Years ago, a friend of mine had a highly unsuccessful interview for a faculty position. According to the legend, the department chair, who had had the same adviser as the candidate, was upset that their mutual adviser had written in the reference letter that the candidate was the best graduate student he had ever advised. This was humiliating for the not-best professor and he did not support hiring the candidate.
Perhaps I am naive, but I don't believe that the wounded ego of one professor would be enough to sink someone's chances at a job if there weren't other reasons for other faculty to not prefer this particular candidate. The reasons might be good ones or bad ones, but I think there must have been other reasons. I also think in this case that it was true that the candidate was indeed the best graduate student of that adviser; the years since the fateful interview have demonstrated this well.
It's likely that the adviser sent the same letter to every institution to which the candidate applied and did not modify it out of consideration for his former student who was on the faculty at one of these places. Should the adviser have worded the letter in a different way for that particular institution? Or was he was correct to state his frank opinion, which was surely accurate and not a case in which every one of his students was the best?
I was recently thinking about this incident for two reasons:
(1) I have been writing reference letters for graduate students, and I always think about who is likely to read my letter -- anyone I know? anyone my students know? Does it matter in terms of what I write in the letter, or at least how I express my opinions?
(2) I just read a reference letter for an undergraduate student applying to graduate school at my institution. We went to the same college and had the same professor for a particular class, albeit many (many) years apart. Although the applicant is not the best student this professor ever taught, she is very close to the best, who is clearly indicated as a recent student (i.e., not me).
I laughed when I read the letter that states (indirectly) that I was not the best student of that professor. For one thing, I knew that. I did well in his course, but I did not excel.
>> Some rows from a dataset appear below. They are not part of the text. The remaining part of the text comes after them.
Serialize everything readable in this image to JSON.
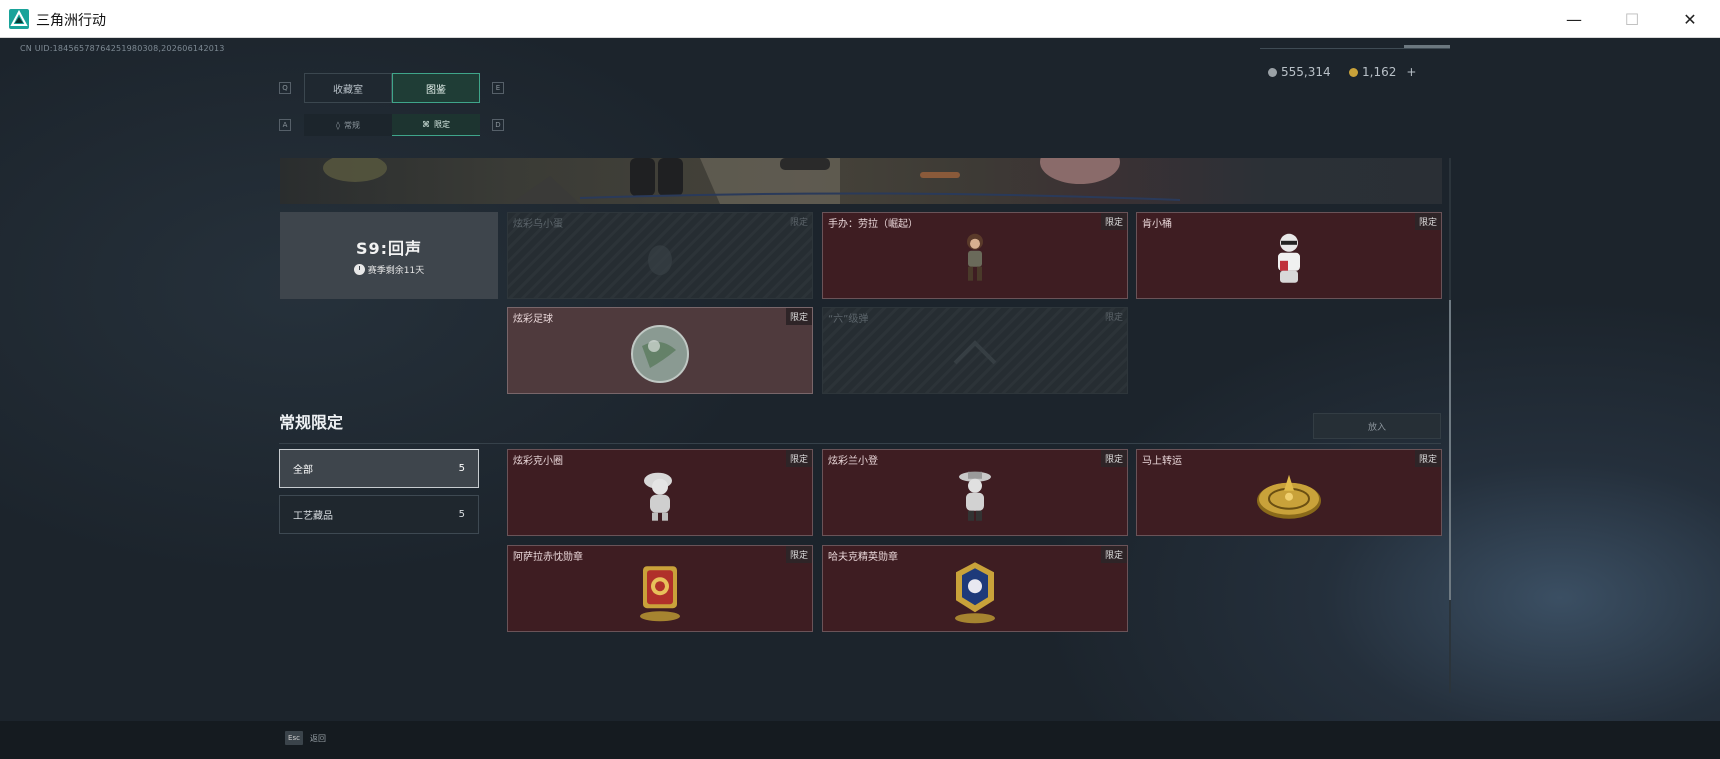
{
  "window": {
    "title": "三角洲行动",
    "minimize_glyph": "—",
    "maximize_glyph": "☐",
    "close_glyph": "✕"
  },
  "uid": "CN UID:184565787642519803​08,202606142013",
  "currency": {
    "silver": "555,314",
    "gold": "1,162",
    "add": "+"
  },
  "tabs": {
    "key_left": "Q",
    "key_right": "E",
    "items": [
      {
        "label": "收藏室"
      },
      {
        "label": "图鉴"
      }
    ]
  },
  "subtabs": {
    "key_left": "A",
    "key_right": "D",
    "items": [
      {
        "label": "常规"
      },
      {
        "label": "限定"
      }
    ]
  },
  "season": {
    "title": "S9:回声",
    "remaining": "赛季剩余11天"
  },
  "season_items": [
    {
      "name": "炫彩乌小蛋",
      "badge": "限定"
    },
    {
      "name": "手办：劳拉（崛起）",
      "badge": "限定"
    },
    {
      "name": "肯小桶",
      "badge": "限定"
    },
    {
      "name": "炫彩足球",
      "badge": "限定"
    },
    {
      "name": "“六”级弹",
      "badge": "限定"
    }
  ],
  "section": {
    "title": "常规限定",
    "put_button": "放入"
  },
  "filters": [
    {
      "label": "全部",
      "count": "5"
    },
    {
      "label": "工艺藏品",
      "count": "5"
    }
  ],
  "regular_items": [
    {
      "name": "炫彩克小圈",
      "badge": "限定"
    },
    {
      "name": "炫彩兰小登",
      "badge": "限定"
    },
    {
      "name": "马上转运",
      "badge": "限定"
    },
    {
      "name": "阿萨拉赤忱勋章",
      "badge": "限定"
    },
    {
      "name": "哈夫克精英勋章",
      "badge": "限定"
    }
  ],
  "footer": {
    "esc_key": "Esc",
    "back_label": "返回"
  },
  "colors": {
    "accent": "#3fa58a",
    "card_red": "#3e1d22",
    "gold": "#c9a23a"
  }
}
Also, I was responsible for a practical joke that my class played on this professor and that he still seems to remember when I encounter him at conferences. When my friends and I graduated, he told us that he would miss us, but not too much.
His letter for the almost-best applicant was obviously a form letter sent to all departments to which the applicant was applying, but even if it had not been, this wouldn't have mattered in this case. The applicant is impressive and my ego has weathered the blow (this time).
10 years ago